Robert Whitehill (Pennsylvania politician)

Robert Whitehill (July 21, 1738 – April 8, 1813) was an American politician who was elected to five terms as a member of the U.S. House of Representatives from Pennsylvania, serving from 1805 until his death in 1813.



Robert Whitehill (brother of John Whitehill, uncle of James Whitehill, and great-great-grandfather of John Crain Kunkel) was born in Pequea, Pennsylvania. He settled in Cumberland County, Pennsylvania.

State legislature


He was a member of the Pennsylvania State Constitutional Convention in July 1776 that approved the Declaration of Independence. He was a member of the council of safety in 1777, and a delegate to the State constitutional convention in 1790. He served as a member of the Pennsylvania House of Representatives from 1797 to 1800.

He served in the Pennsylvania State Senate from 1801 to 1804 and was speaker of the Senate in 1804 during the impeachment trials of the judges of the Supreme Court of Pennsylvania.



Whitehill was elected to the Ninth Congress to fill the vacancy caused by the death of John A. Hanna. He was reelected to the Tenth and to the three succeeding Congresses and served until his death.

Death and burial


He died in 1813 at Lauther Manor, Cumberland County, Pennsylvania.
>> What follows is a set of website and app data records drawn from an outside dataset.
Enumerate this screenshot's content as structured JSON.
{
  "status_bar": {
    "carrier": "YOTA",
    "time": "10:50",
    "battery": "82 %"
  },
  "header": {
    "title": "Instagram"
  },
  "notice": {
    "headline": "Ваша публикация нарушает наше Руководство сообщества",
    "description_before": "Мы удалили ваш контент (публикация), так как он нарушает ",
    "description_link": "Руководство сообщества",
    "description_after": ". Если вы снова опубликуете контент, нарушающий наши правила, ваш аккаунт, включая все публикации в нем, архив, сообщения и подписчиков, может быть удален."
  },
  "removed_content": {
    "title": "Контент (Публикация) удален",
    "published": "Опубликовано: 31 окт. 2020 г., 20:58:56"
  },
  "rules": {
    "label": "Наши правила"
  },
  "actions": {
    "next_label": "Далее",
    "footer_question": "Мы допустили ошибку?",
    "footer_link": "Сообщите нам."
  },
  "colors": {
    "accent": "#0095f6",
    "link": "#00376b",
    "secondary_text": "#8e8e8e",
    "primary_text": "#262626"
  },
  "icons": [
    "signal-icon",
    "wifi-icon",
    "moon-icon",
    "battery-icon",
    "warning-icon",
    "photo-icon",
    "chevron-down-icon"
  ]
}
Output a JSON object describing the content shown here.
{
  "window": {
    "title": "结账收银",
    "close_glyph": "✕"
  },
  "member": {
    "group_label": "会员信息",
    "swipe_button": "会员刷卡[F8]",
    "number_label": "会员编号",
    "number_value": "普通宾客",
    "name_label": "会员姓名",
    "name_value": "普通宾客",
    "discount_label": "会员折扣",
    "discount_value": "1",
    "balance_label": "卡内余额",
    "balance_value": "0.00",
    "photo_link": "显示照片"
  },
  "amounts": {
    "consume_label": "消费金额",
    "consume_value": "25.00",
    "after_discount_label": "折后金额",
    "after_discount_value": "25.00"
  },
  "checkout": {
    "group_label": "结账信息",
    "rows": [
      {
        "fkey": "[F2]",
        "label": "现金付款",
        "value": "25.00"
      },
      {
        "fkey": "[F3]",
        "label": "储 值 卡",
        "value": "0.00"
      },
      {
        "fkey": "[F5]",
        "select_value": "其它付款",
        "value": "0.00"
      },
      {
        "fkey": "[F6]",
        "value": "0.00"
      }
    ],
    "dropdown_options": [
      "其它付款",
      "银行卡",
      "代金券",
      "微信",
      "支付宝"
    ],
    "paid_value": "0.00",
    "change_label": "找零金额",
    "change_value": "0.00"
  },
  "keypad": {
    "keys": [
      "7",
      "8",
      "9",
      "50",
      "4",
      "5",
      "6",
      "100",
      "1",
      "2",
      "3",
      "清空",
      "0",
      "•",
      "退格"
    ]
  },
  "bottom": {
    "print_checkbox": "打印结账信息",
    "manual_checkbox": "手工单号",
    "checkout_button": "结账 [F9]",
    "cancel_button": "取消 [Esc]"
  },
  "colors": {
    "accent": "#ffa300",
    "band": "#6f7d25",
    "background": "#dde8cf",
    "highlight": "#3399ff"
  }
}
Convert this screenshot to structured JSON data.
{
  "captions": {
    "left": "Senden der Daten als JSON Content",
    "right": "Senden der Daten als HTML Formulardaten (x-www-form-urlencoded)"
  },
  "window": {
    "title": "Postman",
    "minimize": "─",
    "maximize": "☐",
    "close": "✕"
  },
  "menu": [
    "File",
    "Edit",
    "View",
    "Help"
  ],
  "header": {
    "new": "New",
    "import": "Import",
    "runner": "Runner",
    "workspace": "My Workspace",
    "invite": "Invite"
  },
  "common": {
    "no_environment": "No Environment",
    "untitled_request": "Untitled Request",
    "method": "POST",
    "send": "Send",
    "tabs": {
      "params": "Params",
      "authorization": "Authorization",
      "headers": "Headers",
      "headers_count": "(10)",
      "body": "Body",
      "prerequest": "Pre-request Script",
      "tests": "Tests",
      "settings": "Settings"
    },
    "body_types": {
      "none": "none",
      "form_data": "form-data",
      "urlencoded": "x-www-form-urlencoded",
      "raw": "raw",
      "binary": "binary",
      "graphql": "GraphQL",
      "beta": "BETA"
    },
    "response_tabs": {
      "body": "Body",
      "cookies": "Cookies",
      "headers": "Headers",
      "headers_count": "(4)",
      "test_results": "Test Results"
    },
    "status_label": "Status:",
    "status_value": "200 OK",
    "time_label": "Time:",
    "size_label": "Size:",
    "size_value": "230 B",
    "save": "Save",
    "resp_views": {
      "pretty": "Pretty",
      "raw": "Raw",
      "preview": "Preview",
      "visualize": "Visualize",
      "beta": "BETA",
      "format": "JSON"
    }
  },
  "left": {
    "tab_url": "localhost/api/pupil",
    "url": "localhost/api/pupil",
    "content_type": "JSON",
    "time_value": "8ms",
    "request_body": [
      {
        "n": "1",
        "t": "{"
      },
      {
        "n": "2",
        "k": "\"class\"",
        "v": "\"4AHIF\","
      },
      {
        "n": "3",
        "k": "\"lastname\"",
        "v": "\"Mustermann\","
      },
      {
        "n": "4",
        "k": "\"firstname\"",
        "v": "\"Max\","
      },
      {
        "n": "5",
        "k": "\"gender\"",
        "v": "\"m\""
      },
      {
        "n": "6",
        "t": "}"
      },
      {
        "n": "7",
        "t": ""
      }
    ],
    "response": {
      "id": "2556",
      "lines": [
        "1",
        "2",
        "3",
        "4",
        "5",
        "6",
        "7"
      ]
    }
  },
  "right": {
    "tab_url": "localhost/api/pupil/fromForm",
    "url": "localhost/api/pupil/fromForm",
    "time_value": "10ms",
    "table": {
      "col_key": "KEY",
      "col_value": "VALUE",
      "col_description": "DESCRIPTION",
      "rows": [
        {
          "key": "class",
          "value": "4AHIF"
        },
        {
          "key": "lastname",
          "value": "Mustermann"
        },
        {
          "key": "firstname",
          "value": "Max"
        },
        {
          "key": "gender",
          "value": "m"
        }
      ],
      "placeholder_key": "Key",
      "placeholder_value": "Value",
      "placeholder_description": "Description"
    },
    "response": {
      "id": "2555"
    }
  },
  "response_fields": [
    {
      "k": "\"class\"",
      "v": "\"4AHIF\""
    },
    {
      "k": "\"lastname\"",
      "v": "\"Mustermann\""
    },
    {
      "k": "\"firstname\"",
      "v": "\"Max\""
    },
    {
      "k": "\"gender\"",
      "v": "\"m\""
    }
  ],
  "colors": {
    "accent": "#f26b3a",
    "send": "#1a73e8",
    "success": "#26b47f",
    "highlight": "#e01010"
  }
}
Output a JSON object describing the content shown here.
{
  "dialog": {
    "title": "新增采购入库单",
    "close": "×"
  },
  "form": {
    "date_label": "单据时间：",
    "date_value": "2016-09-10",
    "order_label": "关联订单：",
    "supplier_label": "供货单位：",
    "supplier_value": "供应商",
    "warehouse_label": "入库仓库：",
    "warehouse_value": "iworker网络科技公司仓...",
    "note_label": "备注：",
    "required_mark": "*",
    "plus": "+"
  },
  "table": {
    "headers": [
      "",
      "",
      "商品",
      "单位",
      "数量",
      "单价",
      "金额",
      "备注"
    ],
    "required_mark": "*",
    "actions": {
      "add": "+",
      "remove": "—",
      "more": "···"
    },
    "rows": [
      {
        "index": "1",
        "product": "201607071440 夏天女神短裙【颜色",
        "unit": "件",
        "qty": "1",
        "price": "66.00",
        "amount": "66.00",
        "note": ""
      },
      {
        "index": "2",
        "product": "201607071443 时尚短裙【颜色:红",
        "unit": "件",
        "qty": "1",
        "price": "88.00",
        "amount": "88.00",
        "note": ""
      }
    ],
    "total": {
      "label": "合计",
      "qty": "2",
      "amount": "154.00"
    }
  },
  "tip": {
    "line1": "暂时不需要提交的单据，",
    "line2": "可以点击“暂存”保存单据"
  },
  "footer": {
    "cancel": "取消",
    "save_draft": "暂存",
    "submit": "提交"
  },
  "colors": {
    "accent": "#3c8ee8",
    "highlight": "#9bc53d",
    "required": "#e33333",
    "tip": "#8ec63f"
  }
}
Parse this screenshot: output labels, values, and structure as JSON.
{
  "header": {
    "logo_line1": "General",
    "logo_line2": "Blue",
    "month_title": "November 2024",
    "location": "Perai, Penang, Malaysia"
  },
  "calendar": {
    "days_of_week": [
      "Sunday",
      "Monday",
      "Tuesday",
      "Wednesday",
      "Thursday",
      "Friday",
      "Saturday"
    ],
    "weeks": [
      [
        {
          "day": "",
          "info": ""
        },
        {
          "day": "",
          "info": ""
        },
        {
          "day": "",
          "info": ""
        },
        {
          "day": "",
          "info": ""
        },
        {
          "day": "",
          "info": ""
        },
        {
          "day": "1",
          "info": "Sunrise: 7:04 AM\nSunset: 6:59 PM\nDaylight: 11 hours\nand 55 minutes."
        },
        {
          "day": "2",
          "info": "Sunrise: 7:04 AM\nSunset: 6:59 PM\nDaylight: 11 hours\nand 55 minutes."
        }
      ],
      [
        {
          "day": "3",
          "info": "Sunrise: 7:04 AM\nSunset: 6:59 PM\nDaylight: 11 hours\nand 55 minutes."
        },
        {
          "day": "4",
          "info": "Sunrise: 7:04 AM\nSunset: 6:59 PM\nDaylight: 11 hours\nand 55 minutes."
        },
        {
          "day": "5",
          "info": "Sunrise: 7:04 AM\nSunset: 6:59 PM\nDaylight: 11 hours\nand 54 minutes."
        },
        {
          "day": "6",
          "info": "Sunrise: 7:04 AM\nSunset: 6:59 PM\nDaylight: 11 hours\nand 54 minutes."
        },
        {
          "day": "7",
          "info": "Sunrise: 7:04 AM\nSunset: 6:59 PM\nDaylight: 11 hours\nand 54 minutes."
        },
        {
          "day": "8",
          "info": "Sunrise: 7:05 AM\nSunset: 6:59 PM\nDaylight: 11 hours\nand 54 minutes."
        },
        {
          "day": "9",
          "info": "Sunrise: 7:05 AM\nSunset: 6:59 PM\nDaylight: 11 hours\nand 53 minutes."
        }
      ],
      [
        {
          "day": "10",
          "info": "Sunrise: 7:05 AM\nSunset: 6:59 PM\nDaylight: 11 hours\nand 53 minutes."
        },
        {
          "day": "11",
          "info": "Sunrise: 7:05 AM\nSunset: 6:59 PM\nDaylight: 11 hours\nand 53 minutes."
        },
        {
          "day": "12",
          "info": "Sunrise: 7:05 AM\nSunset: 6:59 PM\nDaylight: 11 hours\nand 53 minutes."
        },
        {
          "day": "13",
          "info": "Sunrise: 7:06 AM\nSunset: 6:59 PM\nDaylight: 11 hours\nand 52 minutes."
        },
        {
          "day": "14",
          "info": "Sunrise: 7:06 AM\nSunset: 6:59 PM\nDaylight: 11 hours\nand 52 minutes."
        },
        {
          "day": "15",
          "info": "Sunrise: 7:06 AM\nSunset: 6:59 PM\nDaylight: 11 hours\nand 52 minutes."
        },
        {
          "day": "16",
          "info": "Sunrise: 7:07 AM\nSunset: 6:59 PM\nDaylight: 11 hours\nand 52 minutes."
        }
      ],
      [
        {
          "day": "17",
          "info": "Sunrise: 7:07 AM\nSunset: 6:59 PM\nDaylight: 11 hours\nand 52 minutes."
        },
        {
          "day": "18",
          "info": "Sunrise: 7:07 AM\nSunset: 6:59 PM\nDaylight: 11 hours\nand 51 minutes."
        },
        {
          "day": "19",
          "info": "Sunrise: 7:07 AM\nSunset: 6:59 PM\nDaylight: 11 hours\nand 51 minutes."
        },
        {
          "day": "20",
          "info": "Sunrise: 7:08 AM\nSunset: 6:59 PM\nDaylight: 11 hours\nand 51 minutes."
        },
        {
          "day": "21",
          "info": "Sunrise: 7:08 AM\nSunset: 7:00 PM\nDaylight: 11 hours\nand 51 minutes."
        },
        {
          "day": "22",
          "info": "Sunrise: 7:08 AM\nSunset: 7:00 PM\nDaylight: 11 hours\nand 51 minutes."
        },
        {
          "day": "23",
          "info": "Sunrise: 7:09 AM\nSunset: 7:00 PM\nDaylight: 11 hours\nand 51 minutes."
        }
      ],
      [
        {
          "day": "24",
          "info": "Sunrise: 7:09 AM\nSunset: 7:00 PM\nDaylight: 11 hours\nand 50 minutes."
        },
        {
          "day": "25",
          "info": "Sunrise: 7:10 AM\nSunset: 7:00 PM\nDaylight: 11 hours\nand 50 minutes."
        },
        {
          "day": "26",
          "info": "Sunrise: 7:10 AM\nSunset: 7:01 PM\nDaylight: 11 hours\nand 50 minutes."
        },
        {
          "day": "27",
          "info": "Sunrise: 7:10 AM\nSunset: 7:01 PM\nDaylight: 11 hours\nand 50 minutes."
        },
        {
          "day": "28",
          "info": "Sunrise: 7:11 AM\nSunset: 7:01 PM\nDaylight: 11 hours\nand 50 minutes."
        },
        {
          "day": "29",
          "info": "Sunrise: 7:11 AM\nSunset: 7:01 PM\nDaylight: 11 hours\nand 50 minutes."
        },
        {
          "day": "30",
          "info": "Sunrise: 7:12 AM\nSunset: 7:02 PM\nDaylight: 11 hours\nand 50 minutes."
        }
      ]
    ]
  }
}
He was interred in Silver Spring Presbyterian Church Cemetery in Hampden Township, near Camp Hill, Pennsylvania.



Notable writings include the Pennsylvania Constitution of 1776, which he helped draft, and the Minority Dissent[1] to the ratification of the US Constitution by Pennsylvania. This dissent included a number of proposed amendments to the US Constitution and is thought to have been used by James Madison when he drafted the United States Bill of Rights.[2]

See also



  • United States Congress. "Robert Whitehill (id: W000404)". Biographical Directory of the United States Congress.
  • The Political Graveyard
  • Crist, Robert Grant. Robert Whitehill and the Struggle for Civil Rights: A Paper Presented Before the Hamilton Library and Historical Association of Cumberland County, Carlisle, Pennsylvania., on March 20, 1958. Lemoyne, Pennsylvania.: Lemoyne Trust Co., 1958.
  • Crist, Robert G. ed., Pennsylvania and the Bill of Rights (University Park:Pennsylvania Historical Association, 1990).
  • Pittman, R. Carter, "Jasper Yeates’s Notes on the Pennsylvania Ratifying Convention, 1787," William and Mary Quarterly, 3rd Ser. (22, 2 April 1965): 301–318.
  • Explore PA History
Political offices
Preceded by Member, Supreme Executive Council of Pennsylvania, representing Cumberland County
December 28, 1779 – November 20, 1781
Succeeded by
John Buyers
U.S. House of Representatives
Preceded by Member of the U.S. House of Representatives
from Pennsylvania's 4th congressional district

1805–1813 alongside David Bard
Succeeded by
Preceded by Member of the U.S. House of Representatives
from Pennsylvania's 5th congressional district

1813 alongside William Crawford
Succeeded by